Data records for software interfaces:
= Beginning of Section =
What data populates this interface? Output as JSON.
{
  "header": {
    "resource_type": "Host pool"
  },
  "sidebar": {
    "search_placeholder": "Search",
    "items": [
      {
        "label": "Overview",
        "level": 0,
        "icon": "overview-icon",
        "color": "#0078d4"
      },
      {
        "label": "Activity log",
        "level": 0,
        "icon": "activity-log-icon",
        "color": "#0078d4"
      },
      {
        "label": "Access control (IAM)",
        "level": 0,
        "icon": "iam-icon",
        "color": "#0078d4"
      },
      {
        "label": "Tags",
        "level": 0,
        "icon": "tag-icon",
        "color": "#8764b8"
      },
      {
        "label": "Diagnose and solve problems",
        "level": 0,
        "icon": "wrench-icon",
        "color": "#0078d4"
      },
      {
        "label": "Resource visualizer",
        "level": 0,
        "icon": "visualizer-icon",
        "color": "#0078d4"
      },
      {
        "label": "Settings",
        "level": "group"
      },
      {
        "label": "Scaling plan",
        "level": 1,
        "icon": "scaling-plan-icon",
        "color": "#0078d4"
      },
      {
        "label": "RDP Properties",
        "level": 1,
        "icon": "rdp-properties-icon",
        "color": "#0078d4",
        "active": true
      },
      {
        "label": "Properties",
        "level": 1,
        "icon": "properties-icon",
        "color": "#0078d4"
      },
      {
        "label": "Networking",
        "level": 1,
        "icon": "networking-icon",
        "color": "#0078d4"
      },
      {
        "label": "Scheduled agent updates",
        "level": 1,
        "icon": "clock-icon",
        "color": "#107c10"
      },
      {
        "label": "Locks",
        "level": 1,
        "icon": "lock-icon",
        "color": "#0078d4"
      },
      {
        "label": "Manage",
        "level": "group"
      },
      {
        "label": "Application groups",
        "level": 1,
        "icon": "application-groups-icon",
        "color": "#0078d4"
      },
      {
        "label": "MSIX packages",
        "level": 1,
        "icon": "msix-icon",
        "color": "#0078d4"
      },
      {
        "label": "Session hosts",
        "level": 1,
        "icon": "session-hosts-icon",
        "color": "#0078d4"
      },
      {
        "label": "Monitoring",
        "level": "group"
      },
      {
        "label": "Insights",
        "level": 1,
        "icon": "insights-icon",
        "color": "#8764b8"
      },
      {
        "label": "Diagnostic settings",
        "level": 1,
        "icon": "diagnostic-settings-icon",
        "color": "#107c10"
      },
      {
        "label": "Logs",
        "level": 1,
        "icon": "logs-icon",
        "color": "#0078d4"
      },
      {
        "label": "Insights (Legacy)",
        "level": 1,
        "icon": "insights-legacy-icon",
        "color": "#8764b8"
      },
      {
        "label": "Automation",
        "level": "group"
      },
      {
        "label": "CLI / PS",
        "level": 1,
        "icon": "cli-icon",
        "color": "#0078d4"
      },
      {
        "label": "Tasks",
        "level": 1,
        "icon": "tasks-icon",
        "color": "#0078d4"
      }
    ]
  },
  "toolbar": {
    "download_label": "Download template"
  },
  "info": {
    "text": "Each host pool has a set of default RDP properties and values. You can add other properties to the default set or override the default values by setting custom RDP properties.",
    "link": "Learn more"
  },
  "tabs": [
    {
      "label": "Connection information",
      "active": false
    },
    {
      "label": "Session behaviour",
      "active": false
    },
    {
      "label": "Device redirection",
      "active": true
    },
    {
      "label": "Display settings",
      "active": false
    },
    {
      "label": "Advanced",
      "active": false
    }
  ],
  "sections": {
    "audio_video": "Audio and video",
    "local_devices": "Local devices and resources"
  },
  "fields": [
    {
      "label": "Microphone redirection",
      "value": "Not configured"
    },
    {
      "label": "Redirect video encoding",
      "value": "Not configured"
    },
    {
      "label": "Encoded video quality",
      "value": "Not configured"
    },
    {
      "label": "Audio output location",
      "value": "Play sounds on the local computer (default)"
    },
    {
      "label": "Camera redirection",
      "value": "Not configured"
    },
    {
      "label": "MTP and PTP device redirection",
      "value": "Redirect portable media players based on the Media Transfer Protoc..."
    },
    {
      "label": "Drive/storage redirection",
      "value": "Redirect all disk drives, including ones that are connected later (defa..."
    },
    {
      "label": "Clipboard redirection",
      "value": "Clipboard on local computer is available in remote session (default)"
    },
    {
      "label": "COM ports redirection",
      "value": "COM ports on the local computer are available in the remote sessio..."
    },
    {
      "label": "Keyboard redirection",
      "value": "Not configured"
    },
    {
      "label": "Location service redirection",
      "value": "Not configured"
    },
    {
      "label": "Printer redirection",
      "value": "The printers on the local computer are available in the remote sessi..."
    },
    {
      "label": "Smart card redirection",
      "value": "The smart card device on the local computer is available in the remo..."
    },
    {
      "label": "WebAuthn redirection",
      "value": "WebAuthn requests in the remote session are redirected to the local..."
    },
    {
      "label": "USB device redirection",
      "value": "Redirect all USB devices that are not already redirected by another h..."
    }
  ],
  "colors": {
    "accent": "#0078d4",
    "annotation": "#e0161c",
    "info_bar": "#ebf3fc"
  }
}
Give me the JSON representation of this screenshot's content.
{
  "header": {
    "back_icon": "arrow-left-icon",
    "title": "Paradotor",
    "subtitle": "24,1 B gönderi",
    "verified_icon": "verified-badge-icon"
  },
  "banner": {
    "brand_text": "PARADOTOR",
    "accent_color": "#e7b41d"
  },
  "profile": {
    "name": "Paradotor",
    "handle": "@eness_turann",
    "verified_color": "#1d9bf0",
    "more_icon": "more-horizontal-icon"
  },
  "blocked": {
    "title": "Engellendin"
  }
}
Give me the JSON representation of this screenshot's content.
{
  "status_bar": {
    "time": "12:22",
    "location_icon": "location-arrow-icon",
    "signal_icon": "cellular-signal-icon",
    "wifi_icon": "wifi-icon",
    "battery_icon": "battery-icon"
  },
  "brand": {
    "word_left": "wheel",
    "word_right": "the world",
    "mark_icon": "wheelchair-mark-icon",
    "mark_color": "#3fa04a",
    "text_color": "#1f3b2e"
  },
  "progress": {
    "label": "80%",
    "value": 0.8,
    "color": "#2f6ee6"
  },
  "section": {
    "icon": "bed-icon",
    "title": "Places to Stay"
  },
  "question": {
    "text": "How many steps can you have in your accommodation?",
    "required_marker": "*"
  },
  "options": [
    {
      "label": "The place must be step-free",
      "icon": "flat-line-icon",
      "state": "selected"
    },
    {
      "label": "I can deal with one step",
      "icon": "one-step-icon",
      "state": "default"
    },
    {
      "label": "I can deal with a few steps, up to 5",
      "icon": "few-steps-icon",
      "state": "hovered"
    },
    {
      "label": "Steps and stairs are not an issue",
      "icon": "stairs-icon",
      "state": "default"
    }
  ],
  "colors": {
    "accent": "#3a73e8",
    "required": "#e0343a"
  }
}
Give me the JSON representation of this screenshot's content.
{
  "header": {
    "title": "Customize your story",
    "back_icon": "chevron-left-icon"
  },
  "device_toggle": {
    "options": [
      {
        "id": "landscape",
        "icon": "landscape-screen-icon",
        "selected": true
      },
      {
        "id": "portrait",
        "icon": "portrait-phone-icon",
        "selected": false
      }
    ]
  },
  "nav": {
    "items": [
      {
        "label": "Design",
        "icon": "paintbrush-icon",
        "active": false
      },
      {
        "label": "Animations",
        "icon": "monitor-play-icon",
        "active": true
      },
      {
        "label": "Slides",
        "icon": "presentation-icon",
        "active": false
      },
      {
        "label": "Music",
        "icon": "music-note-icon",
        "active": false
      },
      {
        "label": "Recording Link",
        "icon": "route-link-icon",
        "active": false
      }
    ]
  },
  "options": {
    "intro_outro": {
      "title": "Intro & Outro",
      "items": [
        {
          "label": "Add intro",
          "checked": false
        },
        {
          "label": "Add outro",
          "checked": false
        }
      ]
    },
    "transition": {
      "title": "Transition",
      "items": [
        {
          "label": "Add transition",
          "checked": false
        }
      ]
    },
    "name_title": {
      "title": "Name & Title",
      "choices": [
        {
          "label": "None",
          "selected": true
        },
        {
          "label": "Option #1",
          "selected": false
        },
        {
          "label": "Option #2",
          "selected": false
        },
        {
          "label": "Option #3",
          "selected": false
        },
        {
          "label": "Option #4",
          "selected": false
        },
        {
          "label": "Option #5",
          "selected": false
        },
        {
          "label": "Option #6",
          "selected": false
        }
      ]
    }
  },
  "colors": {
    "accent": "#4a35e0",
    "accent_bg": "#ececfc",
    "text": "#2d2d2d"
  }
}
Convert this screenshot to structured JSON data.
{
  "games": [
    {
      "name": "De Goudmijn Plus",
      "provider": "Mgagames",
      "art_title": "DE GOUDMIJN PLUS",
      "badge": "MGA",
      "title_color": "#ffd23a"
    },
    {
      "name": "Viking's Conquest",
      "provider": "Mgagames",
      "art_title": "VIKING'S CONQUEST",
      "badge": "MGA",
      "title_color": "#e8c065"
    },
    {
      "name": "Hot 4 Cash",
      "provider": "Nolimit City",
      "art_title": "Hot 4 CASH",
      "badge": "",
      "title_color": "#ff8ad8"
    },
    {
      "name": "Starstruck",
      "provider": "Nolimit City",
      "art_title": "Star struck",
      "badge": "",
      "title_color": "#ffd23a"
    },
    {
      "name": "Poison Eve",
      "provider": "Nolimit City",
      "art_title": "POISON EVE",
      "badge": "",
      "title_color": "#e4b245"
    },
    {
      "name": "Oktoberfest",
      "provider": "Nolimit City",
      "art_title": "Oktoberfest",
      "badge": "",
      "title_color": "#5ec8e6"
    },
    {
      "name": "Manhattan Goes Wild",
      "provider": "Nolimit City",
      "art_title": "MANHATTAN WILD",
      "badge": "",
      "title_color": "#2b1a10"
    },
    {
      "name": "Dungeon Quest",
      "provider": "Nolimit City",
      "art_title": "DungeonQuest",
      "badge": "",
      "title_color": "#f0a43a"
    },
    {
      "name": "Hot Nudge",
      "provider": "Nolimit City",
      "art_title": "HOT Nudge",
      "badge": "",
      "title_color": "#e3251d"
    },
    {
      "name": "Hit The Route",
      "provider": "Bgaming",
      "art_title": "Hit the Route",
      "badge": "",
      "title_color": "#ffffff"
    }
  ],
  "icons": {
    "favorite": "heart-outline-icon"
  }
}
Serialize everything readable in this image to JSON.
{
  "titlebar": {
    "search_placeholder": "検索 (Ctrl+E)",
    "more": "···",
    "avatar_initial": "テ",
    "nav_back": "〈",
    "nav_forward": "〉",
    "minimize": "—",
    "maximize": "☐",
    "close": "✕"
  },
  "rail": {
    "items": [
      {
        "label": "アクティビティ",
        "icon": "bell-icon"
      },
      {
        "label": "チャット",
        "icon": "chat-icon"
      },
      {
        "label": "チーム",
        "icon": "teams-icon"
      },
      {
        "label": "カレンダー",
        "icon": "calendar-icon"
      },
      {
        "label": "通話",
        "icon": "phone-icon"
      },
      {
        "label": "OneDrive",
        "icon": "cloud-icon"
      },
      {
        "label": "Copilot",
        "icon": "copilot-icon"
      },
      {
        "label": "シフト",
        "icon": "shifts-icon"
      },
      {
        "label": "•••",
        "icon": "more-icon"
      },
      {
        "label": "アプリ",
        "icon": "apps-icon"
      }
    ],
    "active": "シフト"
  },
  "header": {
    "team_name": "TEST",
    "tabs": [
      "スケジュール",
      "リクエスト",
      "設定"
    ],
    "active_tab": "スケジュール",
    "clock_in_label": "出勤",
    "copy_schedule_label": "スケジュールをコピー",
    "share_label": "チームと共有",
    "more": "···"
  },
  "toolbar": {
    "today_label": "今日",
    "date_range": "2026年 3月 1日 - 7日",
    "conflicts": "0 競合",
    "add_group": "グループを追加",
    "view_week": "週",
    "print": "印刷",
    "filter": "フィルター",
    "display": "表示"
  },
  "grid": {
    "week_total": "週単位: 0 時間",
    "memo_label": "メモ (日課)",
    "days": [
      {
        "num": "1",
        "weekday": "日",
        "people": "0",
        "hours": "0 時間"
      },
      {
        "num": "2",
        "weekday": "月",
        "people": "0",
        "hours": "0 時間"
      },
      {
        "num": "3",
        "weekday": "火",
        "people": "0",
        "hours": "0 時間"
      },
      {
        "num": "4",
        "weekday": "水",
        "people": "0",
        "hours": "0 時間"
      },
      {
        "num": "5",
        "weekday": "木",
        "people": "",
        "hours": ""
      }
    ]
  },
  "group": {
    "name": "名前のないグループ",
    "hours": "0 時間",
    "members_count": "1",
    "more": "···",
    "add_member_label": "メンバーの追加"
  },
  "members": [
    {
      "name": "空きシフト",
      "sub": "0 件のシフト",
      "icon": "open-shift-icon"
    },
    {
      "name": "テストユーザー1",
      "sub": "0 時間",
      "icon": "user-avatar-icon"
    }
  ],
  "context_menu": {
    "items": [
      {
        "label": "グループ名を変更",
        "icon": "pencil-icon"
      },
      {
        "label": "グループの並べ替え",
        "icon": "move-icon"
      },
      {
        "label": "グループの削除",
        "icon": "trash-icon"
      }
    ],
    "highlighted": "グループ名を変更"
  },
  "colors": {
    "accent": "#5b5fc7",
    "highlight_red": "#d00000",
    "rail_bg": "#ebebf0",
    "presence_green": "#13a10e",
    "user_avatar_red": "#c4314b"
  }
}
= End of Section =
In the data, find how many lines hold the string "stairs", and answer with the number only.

2